Former President Shagari is known in the country and outside the shores of Nigeria as a leader with uncommon humility, foresight and
visionary ideas for the well be- ing of his nation. A century after the late American Evangelist and publisher Dwight Layman Moody (1837-1899) told the world that ‘‘light houses do not fire cannons to call attention to their shinning- they just shine, the recognition quintessential leaders like Alhaji Shagari commands continue to give relevance to the age long ex- pression.
An environmentalist Professor Steve Azaiki recently wrote in a national Daily Newspaper that ‘‘Shagari’s courage in speaking out when it is necessary reminds us of the words of Andrew Jack- son, the 7th President of the Unit- ed States (US) when he said: One man’s courage makes a majority. (Every nation has the government it deserves).
Azaiki a Bayelsa indigene under- scores the former number one citi- zen’s detribalised stance thus: ‘‘In 2010 when the Federal Govern- ment wrote to him to nominate a Nigerian worthy of national hon- ours, of the 150 million Nigerians, Shagari nominated me, sighting my effort at fighting environmen- tal degradation as the president of World Environmental Movement for Africa, the establishment of the National Think-Tank, educa- tional contribution and my service to my people and Nigeria; hence I got the Officer of the Order of Niger, OON’’. Besides, ‘‘Shagari has honoured and humbled me in so many ways-his wisdom, humil- ity, courage, pains and losses. His life and love has challenged me’’, he stated.
Born on February 25, 1925 in Shagari village in present day Sokoto State to the family of Magaji Aliyu and Mariamu in 1925, his place of birth was founded by Fulani Jihadist and cattlemen and later dominated by Hausa traders. Like many of such towns, religious recitals were im- portant for children growing up. So, Shagari was taught recitals at home and later went to a Quranic school at the age of four. At29,Shagariwaselectedmem- ber of the Federal House of Rep- resentatives, representing Sokoto West. Later in 1958, he was ap- pointed parliamentary secretary to the first Prime Minister of Ni- geria, Alhaji Abubakar Tafawa Balewa. Aliyu Shagari, Turakin Sakkwato, was President dur- ing Nigeria’s Second Republic (1979–1983), after the handover of power by General Olusegun Obasanjo’s regime.

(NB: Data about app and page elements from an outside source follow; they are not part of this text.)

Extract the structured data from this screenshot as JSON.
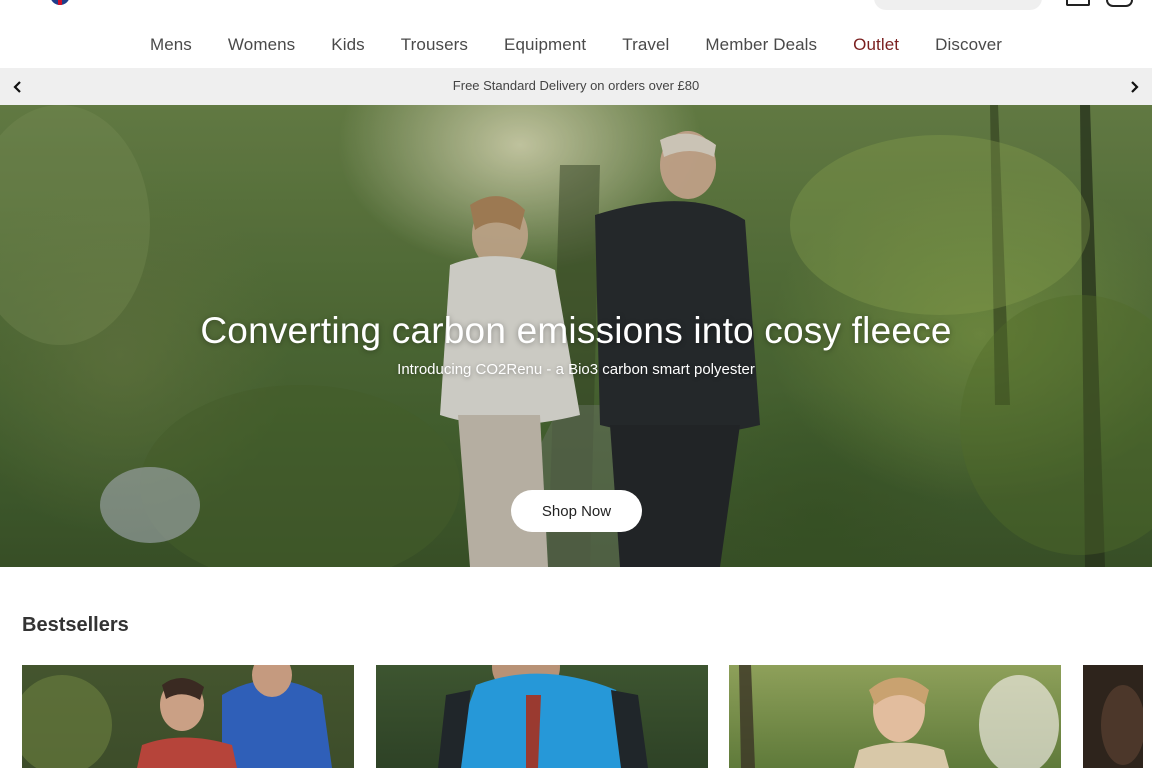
{
  "header": {
    "flag_icon": "uk-flag-icon",
    "logo_icon": "brand-logo",
    "search_icon": "search-icon",
    "account_icon": "account-icon",
    "bag_icon": "shopping-bag-icon"
  },
  "nav": {
    "items": [
      {
        "label": "Mens"
      },
      {
        "label": "Womens"
      },
      {
        "label": "Kids"
      },
      {
        "label": "Trousers"
      },
      {
        "label": "Equipment"
      },
      {
        "label": "Travel"
      },
      {
        "label": "Member Deals"
      },
      {
        "label": "Outlet"
      },
      {
        "label": "Discover"
      }
    ],
    "outlet_color": "#7a1f1f"
  },
  "promo": {
    "message": "Free Standard Delivery on orders over £80",
    "prev_icon": "chevron-left-icon",
    "next_icon": "chevron-right-icon",
    "background": "#efefef"
  },
  "hero": {
    "headline": "Converting carbon emissions into cosy fleece",
    "subline": "Introducing CO2Renu - a Bio3 carbon smart polyester",
    "cta_label": "Shop Now"
  },
  "bestsellers": {
    "title": "Bestsellers",
    "cards": [
      {
        "image": "couple-blue-jacket-photo"
      },
      {
        "image": "man-blue-puffer-photo"
      },
      {
        "image": "woman-forest-photo"
      },
      {
        "image": "partial-product-photo"
      }
    ]
  }
}
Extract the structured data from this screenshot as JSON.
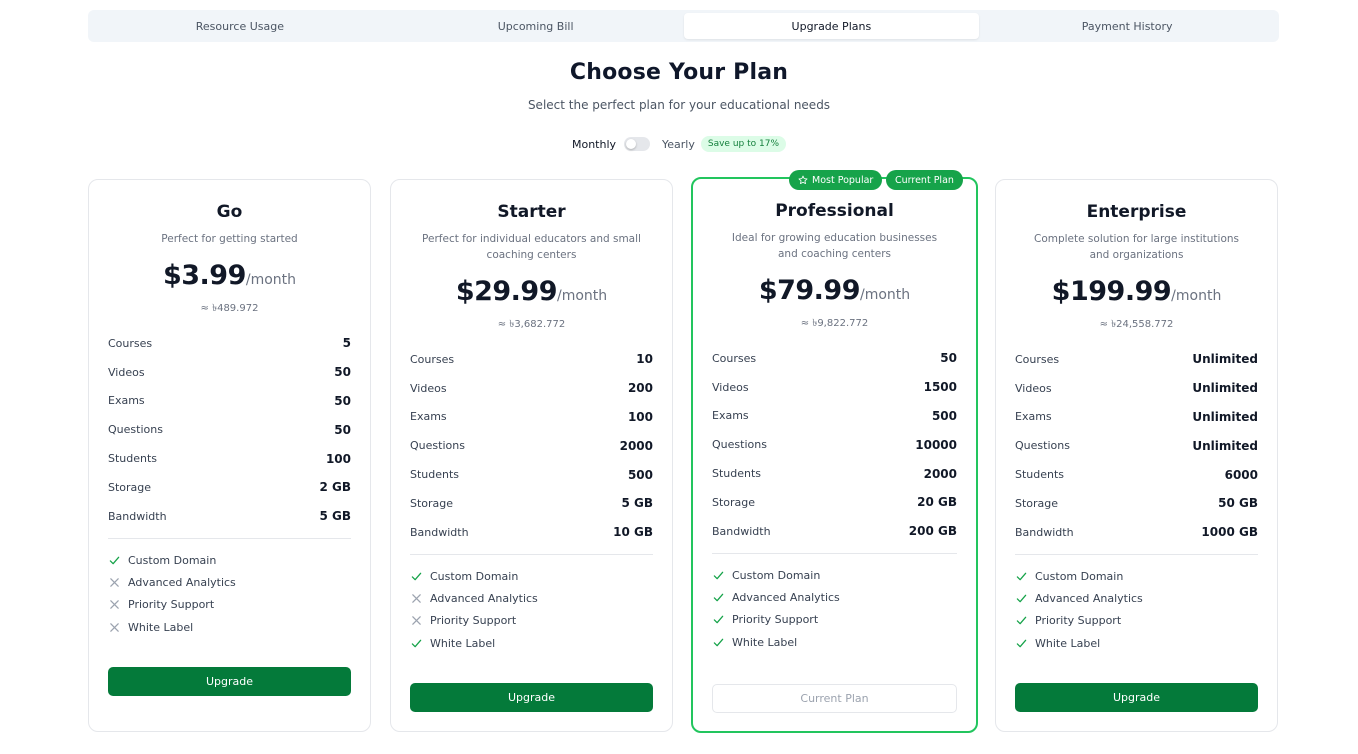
{
  "tabs": [
    {
      "label": "Resource Usage"
    },
    {
      "label": "Upcoming Bill"
    },
    {
      "label": "Upgrade Plans"
    },
    {
      "label": "Payment History"
    }
  ],
  "heading": {
    "title": "Choose Your Plan",
    "subtitle": "Select the perfect plan for your educational needs"
  },
  "billing": {
    "monthly_label": "Monthly",
    "yearly_label": "Yearly",
    "save_label": "Save up to 17%"
  },
  "badges": {
    "popular": "Most Popular",
    "current": "Current Plan"
  },
  "limit_labels": [
    "Courses",
    "Videos",
    "Exams",
    "Questions",
    "Students",
    "Storage",
    "Bandwidth"
  ],
  "feature_labels": [
    "Custom Domain",
    "Advanced Analytics",
    "Priority Support",
    "White Label"
  ],
  "colors": {
    "accent": "#047a3a",
    "highlight": "#22c55e",
    "badge": "#16a34a"
  },
  "plans": [
    {
      "name": "Go",
      "description": "Perfect for getting started",
      "price": "$3.99",
      "period": "/month",
      "converted": "≈ ৳489.972",
      "limits": [
        "5",
        "50",
        "50",
        "50",
        "100",
        "2 GB",
        "5 GB"
      ],
      "features": [
        true,
        false,
        false,
        false
      ],
      "button": "Upgrade"
    },
    {
      "name": "Starter",
      "description": "Perfect for individual educators and small coaching centers",
      "price": "$29.99",
      "period": "/month",
      "converted": "≈ ৳3,682.772",
      "limits": [
        "10",
        "200",
        "100",
        "2000",
        "500",
        "5 GB",
        "10 GB"
      ],
      "features": [
        true,
        false,
        false,
        true
      ],
      "button": "Upgrade"
    },
    {
      "name": "Professional",
      "description": "Ideal for growing education businesses and coaching centers",
      "price": "$79.99",
      "period": "/month",
      "converted": "≈ ৳9,822.772",
      "limits": [
        "50",
        "1500",
        "500",
        "10000",
        "2000",
        "20 GB",
        "200 GB"
      ],
      "features": [
        true,
        true,
        true,
        true
      ],
      "button": "Current Plan"
    },
    {
      "name": "Enterprise",
      "description": "Complete solution for large institutions and organizations",
      "price": "$199.99",
      "period": "/month",
      "converted": "≈ ৳24,558.772",
      "limits": [
        "Unlimited",
        "Unlimited",
        "Unlimited",
        "Unlimited",
        "6000",
        "50 GB",
        "1000 GB"
      ],
      "features": [
        true,
        true,
        true,
        true
      ],
      "button": "Upgrade"
    }
  ]
}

Shagari a northerner of Fulani ex- traction worked as a teacher for a brief period before entering poli- tics in 1954 upon his election to the Federal House of Representa- tives. His father was a farmer, trader and herder, Magaji, or vil- lage head, of Shagari village. He died five years after Shehu’s birth. Young Shehu Shagari attended elementary school at Yabo, a nearby town and subsequently went to the Sokoto Middle School and later to Kaduna College. After secondary school, he was called on to become the pupil- science teacher of Sokoto Mid- dle School; shortly after, he was appointed the science teacher for Zaria Middle school. In 1945, after the end World War II, he moved back to become the science and also history and geography teach- er of the Sokoto Middle School. There, he was re-united with his extended family that lived nearby. Six years after, he was posted to Argungu as the headmaster of the new primary school there. Shagari married twice to Hadiza and Aishatu Shagari. In 1946, Shagari and Mallam Gambo Abuja were said to have startedtheYouthSocialCircle, a political organisation centred around Sokoto. They were sup- ported by noble men such as Ah- madu Bello, Ibrahim Gusau, and Mallam Ahamdu Dabbaba. By 1948, a consolidation idea was initiated in the region to merge all the nascent political organizations under one group. The Youth So- cial Circle of Sokoto agreed to the merger, and together with other groups formed the Northern Peo- ple’s Congress. Later on, the organisation be- came a political party and went on to win the national parlia- mentary election in 1959. Before 1959, Shagari was elected to rep- resent the constituency of Sokoto Southwest. Shagari later held the positions of Minister of Economic Development in 1960, Minister of Internal Affairs in 1962 and Minis- ter of Works and Survey in 1965.